A huge solar project to be located in Kings County is in the planning stages, and developers are happy to possibly be coming back to the area.
Recurrent Energy, a project developer for solar and energy storage systems, is in talks with the county for a multi-year project, said Kelley Vendeland, director of marketing and communications for the company.
Mike Toomey, director of development for Recurrent Energy, said the new project, called the Slate project, is in the early stages and the company is currently working with the county on what the next steps will be.
Recurrent Energy, a subsidiary of Canadian Solar, develops projects primarily in California and Texas. The 300-megawatt project in Kings County would be located close to Lemoore on around 2,700 acres.
The county hasn’t provided Recurrent Energy with an official address yet, but the project location is described as being bounded by Avenal Cutoff Road to the northwest, Jackson Avenue to the north, the Kings River and 23rd Avenue to the east, and Laurel Avenue to the south.
The west boundary mainly follows unnamed, dirt agricultural roadways, Vendeland said. She said the land hasn’t been farmed in years, so it’s a good place for the project that puts the land back in use.
Vendeland said all the exact details of the project aren’t definite yet and variations are all being considered and looked at by both the company and the county to make sure everything works out.
This is not the first solar project for Recurrent Energy in Kings County. The company completed a 1,000-acre solar power facility on 25th Avenue near Lemoore in 2016 called the Mustang project.
“We’ve worked in Kings County and have had a lot of success,” Toomey said.
The Sentinel previously reported that at its peak, the 100-megawatt Mustang project created 450 jobs and generated $3.1 million in local spending on construction materials, services, food and housing. Vendeland said 76 percent of workers on that project were from a 50-mile radius of the project site.
“We expect the same from the Slate project,” Vendeland said.
Toomey said he expects this project would create about 560 jobs. He said the county has been proactive and very encouraging of the project.

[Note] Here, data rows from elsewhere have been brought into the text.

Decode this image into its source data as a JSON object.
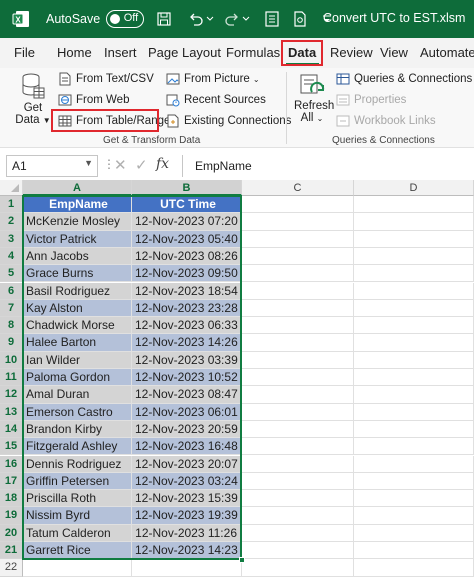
{
  "window": {
    "autosave_label": "AutoSave",
    "autosave_state": "Off",
    "file_title": "Convert UTC to EST.xlsm"
  },
  "menu": {
    "tabs": [
      "File",
      "Home",
      "Insert",
      "Page Layout",
      "Formulas",
      "Data",
      "Review",
      "View",
      "Automate"
    ],
    "active_tab": "Data"
  },
  "ribbon": {
    "get_data_label": "Get",
    "get_data_label2": "Data",
    "from_text_csv": "From Text/CSV",
    "from_web": "From Web",
    "from_table_range": "From Table/Range",
    "from_picture": "From Picture",
    "recent_sources": "Recent Sources",
    "existing_connections": "Existing Connections",
    "group_get_transform": "Get & Transform Data",
    "refresh_label": "Refresh",
    "refresh_label2": "All",
    "queries_connections": "Queries & Connections",
    "properties": "Properties",
    "workbook_links": "Workbook Links",
    "group_queries": "Queries & Connections"
  },
  "formula_bar": {
    "name_box": "A1",
    "fx": "fx",
    "content": "EmpName"
  },
  "grid": {
    "columns": [
      "A",
      "B",
      "C",
      "D"
    ],
    "header": [
      "EmpName",
      "UTC Time"
    ],
    "rows": [
      [
        "McKenzie Mosley",
        "12-Nov-2023 07:20"
      ],
      [
        "Victor Patrick",
        "12-Nov-2023 05:40"
      ],
      [
        "Ann Jacobs",
        "12-Nov-2023 08:26"
      ],
      [
        "Grace Burns",
        "12-Nov-2023 09:50"
      ],
      [
        "Basil Rodriguez",
        "12-Nov-2023 18:54"
      ],
      [
        "Kay Alston",
        "12-Nov-2023 23:28"
      ],
      [
        "Chadwick Morse",
        "12-Nov-2023 06:33"
      ],
      [
        "Halee Barton",
        "12-Nov-2023 14:26"
      ],
      [
        "Ian Wilder",
        "12-Nov-2023 03:39"
      ],
      [
        "Paloma Gordon",
        "12-Nov-2023 10:52"
      ],
      [
        "Amal Duran",
        "12-Nov-2023 08:47"
      ],
      [
        "Emerson Castro",
        "12-Nov-2023 06:01"
      ],
      [
        "Brandon Kirby",
        "12-Nov-2023 20:59"
      ],
      [
        "Fitzgerald Ashley",
        "12-Nov-2023 16:48"
      ],
      [
        "Dennis Rodriguez",
        "12-Nov-2023 20:07"
      ],
      [
        "Griffin Petersen",
        "12-Nov-2023 03:24"
      ],
      [
        "Priscilla Roth",
        "12-Nov-2023 15:39"
      ],
      [
        "Nissim Byrd",
        "12-Nov-2023 19:39"
      ],
      [
        "Tatum Calderon",
        "12-Nov-2023 11:26"
      ],
      [
        "Garrett Rice",
        "12-Nov-2023 14:23"
      ]
    ],
    "row_numbers": [
      "1",
      "2",
      "3",
      "4",
      "5",
      "6",
      "7",
      "8",
      "9",
      "10",
      "11",
      "12",
      "13",
      "14",
      "15",
      "16",
      "17",
      "18",
      "19",
      "20",
      "21",
      "22"
    ]
  },
  "colors": {
    "excel_green": "#0e6c3a",
    "table_header": "#4472c4",
    "table_band": "#d9e1f2",
    "highlight_red": "#e0282e"
  }
}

When the project would start construction depends on a lot of factors, like negotiating a contract with a large energy buyer, but Toomey said he doesn’t expect work to start before the third quarter of 2019.
Toomey said major utility companies like PG&E and Southern California Edison have contracted with Recurrent Energy, but it is open to a wide variety of potential customers.
Once construction starts, Toomey said the project could take about 19 months to complete.